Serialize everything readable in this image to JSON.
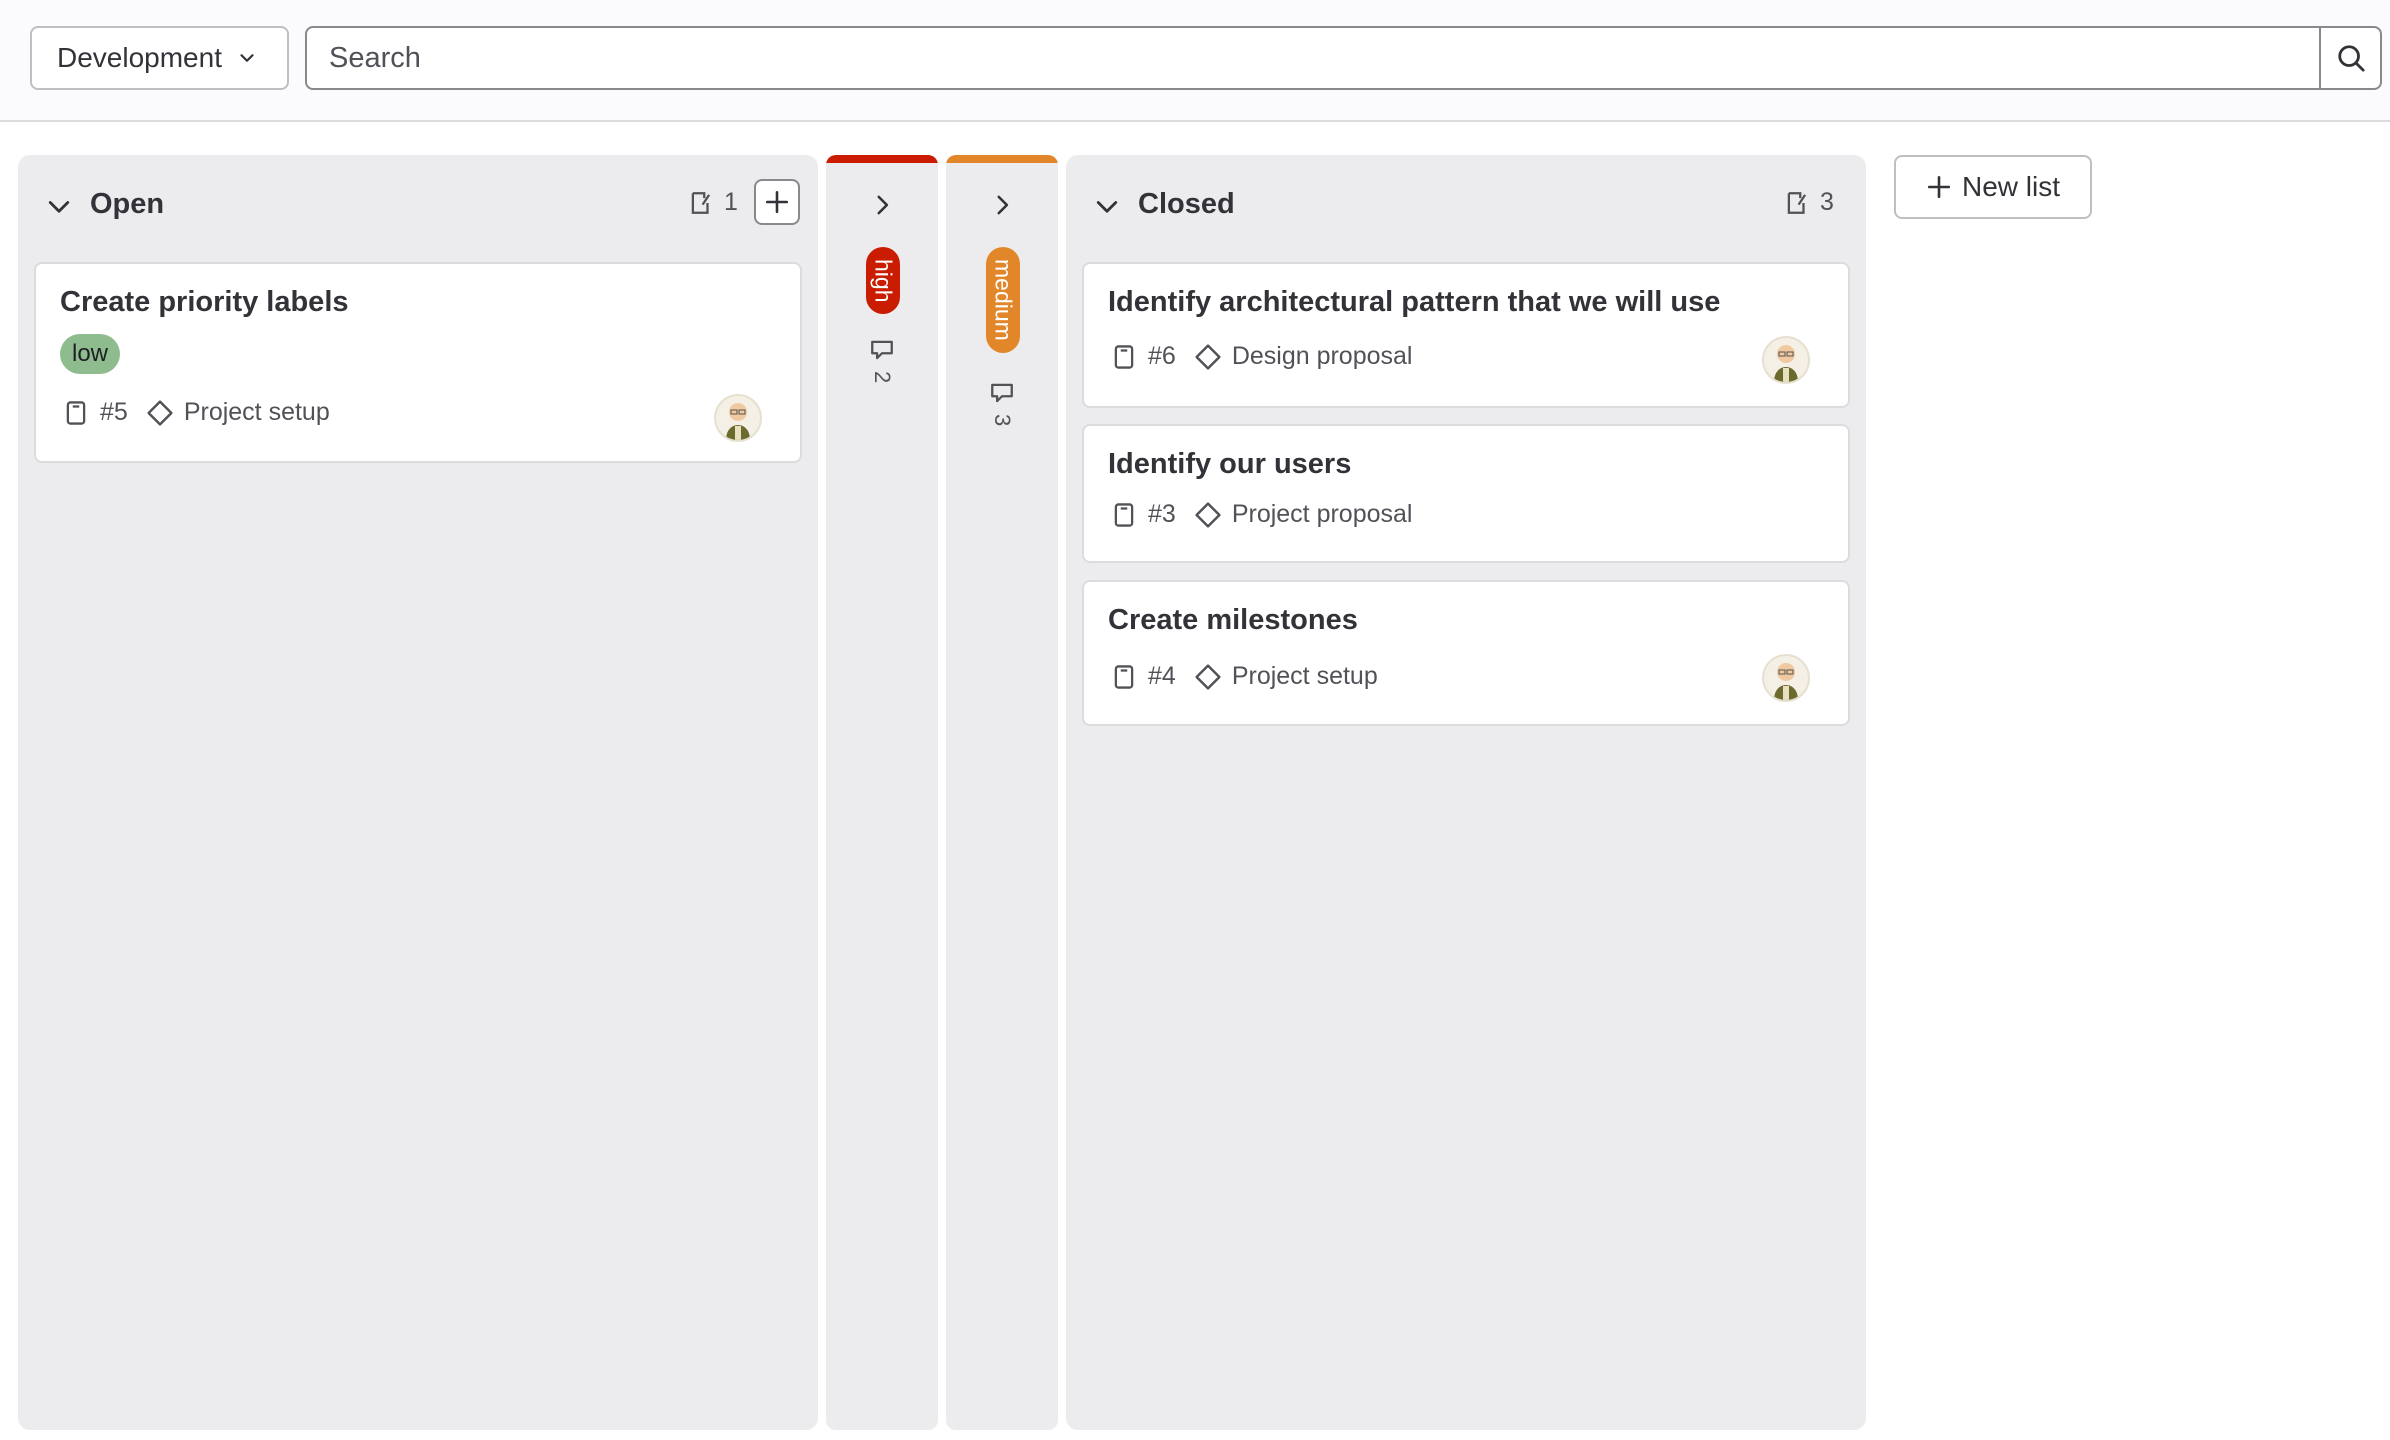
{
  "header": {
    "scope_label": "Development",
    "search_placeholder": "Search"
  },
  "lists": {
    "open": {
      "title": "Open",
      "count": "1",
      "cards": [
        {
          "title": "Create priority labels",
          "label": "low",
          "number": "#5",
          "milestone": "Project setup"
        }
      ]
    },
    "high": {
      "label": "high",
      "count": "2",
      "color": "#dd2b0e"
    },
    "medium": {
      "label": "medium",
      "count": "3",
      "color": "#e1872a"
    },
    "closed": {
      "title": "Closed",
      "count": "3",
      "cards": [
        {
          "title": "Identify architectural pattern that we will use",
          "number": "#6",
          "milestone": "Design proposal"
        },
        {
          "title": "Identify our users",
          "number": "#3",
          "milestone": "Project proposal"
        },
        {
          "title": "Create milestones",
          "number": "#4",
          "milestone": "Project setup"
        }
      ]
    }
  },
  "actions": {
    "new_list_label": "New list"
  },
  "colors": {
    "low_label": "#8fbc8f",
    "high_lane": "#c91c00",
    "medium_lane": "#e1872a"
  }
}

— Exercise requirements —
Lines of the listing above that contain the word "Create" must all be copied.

— Reply —
          "title": "Create priority labels",
          "title": "Create milestones",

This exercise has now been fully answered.